**REQUIRED WORK**
Within the material below, how many lines carry the word "meta"? Only that number is wanted.

-------- SOURCE MATERIAL --------

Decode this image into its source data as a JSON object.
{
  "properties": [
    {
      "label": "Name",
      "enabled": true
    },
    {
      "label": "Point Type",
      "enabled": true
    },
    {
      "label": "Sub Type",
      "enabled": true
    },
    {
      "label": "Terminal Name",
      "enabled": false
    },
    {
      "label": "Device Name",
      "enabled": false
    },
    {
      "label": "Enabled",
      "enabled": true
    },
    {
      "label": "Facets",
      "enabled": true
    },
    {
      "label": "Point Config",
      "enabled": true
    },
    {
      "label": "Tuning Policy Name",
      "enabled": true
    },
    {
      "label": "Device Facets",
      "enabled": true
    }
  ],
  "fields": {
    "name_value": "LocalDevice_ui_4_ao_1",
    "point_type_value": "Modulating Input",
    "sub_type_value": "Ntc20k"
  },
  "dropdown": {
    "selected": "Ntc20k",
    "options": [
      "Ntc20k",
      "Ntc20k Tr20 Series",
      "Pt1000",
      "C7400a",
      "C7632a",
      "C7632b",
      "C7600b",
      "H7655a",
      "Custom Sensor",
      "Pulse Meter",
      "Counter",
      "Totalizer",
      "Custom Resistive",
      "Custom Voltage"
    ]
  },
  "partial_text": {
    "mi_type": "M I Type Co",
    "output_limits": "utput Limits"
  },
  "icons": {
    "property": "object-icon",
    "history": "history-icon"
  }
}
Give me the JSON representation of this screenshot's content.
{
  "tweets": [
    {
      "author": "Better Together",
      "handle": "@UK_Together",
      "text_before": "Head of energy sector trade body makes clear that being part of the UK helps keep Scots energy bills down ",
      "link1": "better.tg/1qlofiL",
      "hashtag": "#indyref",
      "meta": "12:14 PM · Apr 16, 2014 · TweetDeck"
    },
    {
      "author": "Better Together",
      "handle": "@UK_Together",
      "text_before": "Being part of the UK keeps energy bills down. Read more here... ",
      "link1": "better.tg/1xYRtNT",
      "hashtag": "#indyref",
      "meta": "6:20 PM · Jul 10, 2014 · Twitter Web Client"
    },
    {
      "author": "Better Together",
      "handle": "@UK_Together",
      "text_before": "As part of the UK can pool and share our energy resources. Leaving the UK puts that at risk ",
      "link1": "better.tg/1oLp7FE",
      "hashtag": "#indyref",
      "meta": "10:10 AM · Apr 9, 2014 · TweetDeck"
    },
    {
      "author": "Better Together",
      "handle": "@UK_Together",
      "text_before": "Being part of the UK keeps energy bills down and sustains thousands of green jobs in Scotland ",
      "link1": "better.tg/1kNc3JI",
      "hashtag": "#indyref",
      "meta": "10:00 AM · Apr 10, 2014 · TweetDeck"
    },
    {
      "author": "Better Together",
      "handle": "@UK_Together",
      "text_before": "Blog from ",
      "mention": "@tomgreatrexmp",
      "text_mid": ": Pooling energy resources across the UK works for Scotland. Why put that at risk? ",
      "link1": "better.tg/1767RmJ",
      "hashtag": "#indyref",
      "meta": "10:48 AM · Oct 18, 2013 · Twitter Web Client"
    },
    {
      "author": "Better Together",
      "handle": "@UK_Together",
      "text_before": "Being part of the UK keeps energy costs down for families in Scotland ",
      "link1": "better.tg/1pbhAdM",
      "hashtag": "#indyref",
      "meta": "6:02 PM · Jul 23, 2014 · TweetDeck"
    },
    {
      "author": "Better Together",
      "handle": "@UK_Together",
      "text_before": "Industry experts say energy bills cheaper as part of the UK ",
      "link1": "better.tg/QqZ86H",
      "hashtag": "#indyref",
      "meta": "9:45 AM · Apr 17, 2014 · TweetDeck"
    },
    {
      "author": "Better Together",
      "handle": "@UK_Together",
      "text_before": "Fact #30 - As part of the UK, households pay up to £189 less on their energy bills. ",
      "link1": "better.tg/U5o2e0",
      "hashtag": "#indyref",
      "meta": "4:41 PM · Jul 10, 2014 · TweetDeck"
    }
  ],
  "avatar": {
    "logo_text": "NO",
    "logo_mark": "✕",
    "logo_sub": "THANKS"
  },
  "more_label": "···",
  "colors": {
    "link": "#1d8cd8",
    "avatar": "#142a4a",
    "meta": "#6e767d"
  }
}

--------

**YOUR SOLUTION**
9